"I talked to (Griffith's) Brian Jennings and he's been there 20 years," Schimanski said. "There aren't many guys like that now. It's an all-consuming thing. People think you just do it for the season. It's really invasive with family life. Any sport is like that. There's the whole travel thing. It's a situation where the competition is good for the better kids but what about the rest who can't do it? Now they've got personal trainers and hitting coaches. It's another ball game."
Schimanski still loves the game as much, just on his terms. He gets to a fair share of Wheeler games and talks shop with Bearcats coach Kyle Becich regularly.
"He's doing a really great job," Schimanski said.
With family in Nashville, he gets to Vanderbilt during visits there and enjoys sitting and watching an MLB game, even if he's not an advocate of the changing philosophy of hitting.
"There's such an emphasis on strikeouts, home runs, putting the ball in the air," he said.
More time will be spent visiting family in Nashville, California, Plainfield, Illinois and Aurora, Illinois. An 11th grandchild is on the way and six of them are under 3 1/2 years old.
"That's our traveling," Schimanski said.
For 20 school years, Schimanski has made the 50-minute weekday drive from Frankfort, Illinois, to Union Township. He only has to do it another three, four weeks.
"I won't miss the ride," he said.

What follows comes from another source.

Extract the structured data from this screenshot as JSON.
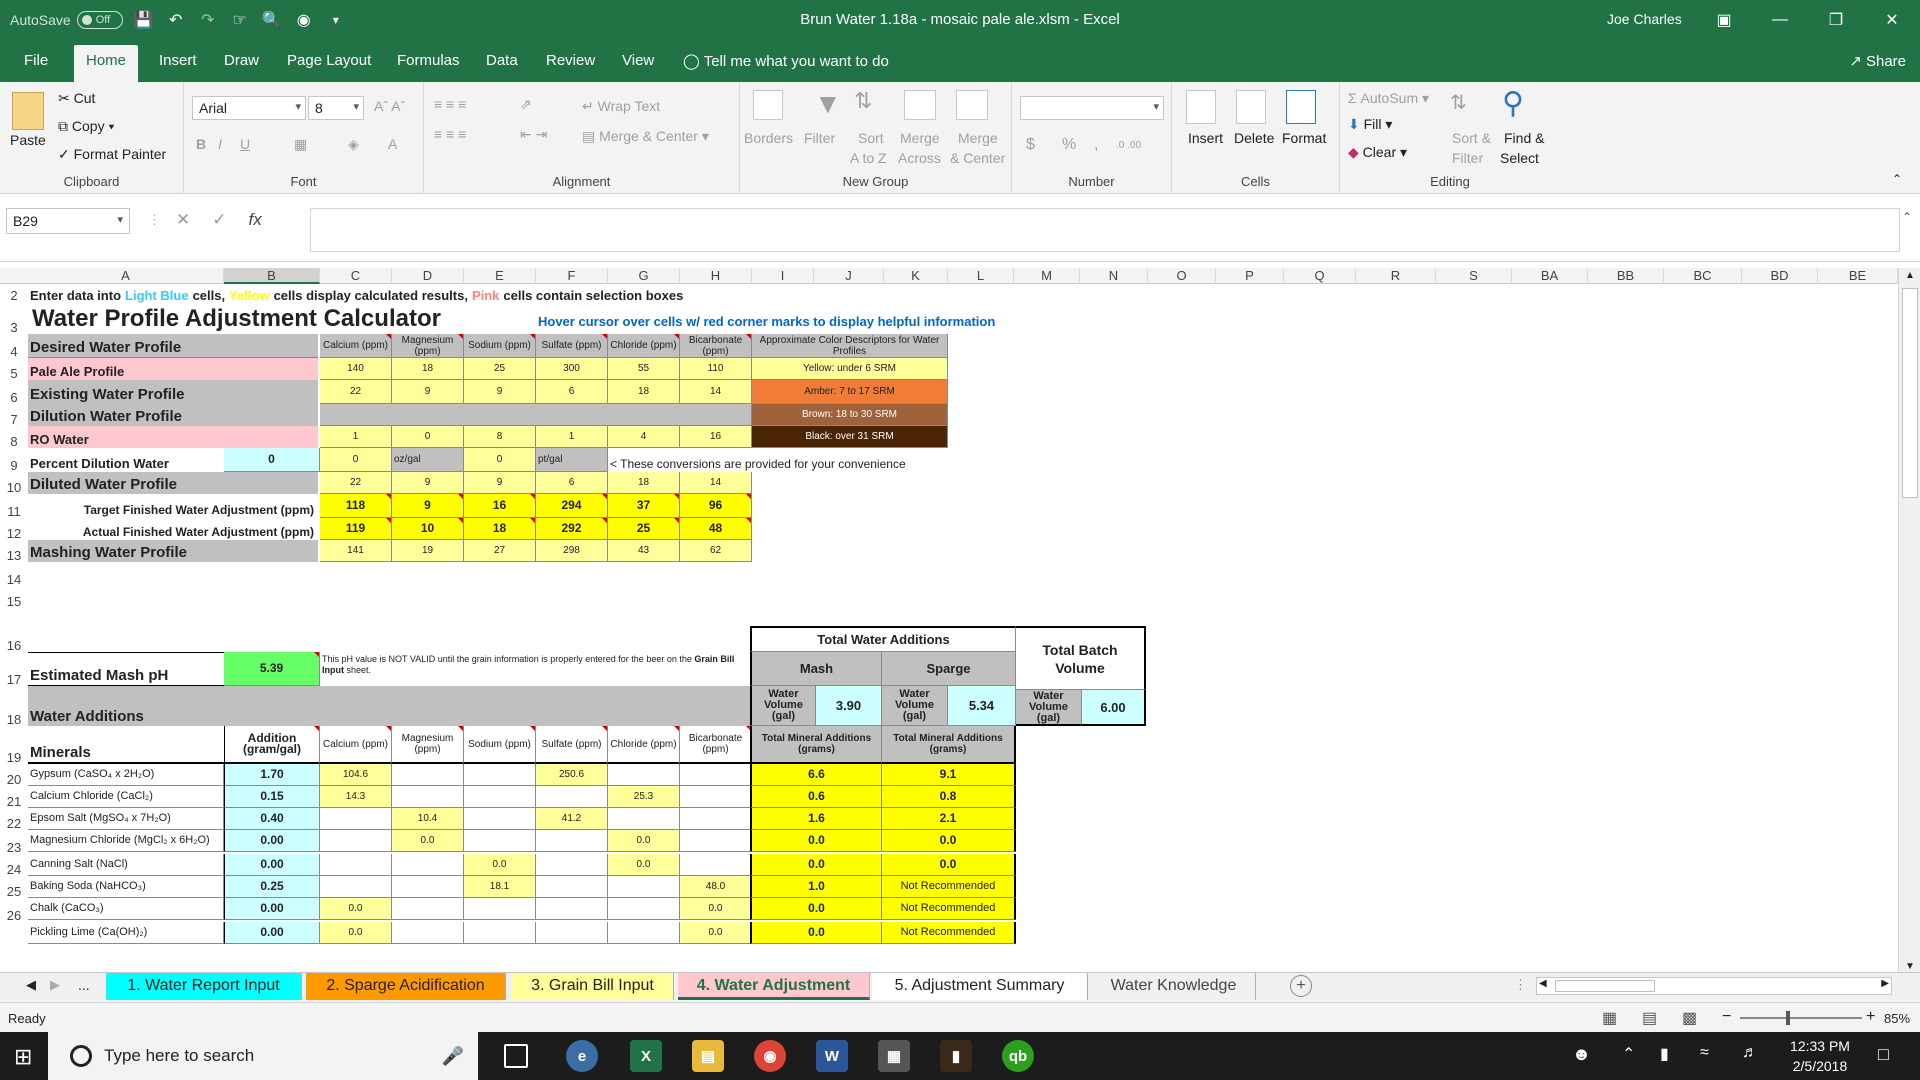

A reception will be held in the high school cafeteria following Friday's game. Any former Flyer, Hilltopper or Bearcat who shared a dugout with Schimanski is cordially invited. No BP, just coffee and cake.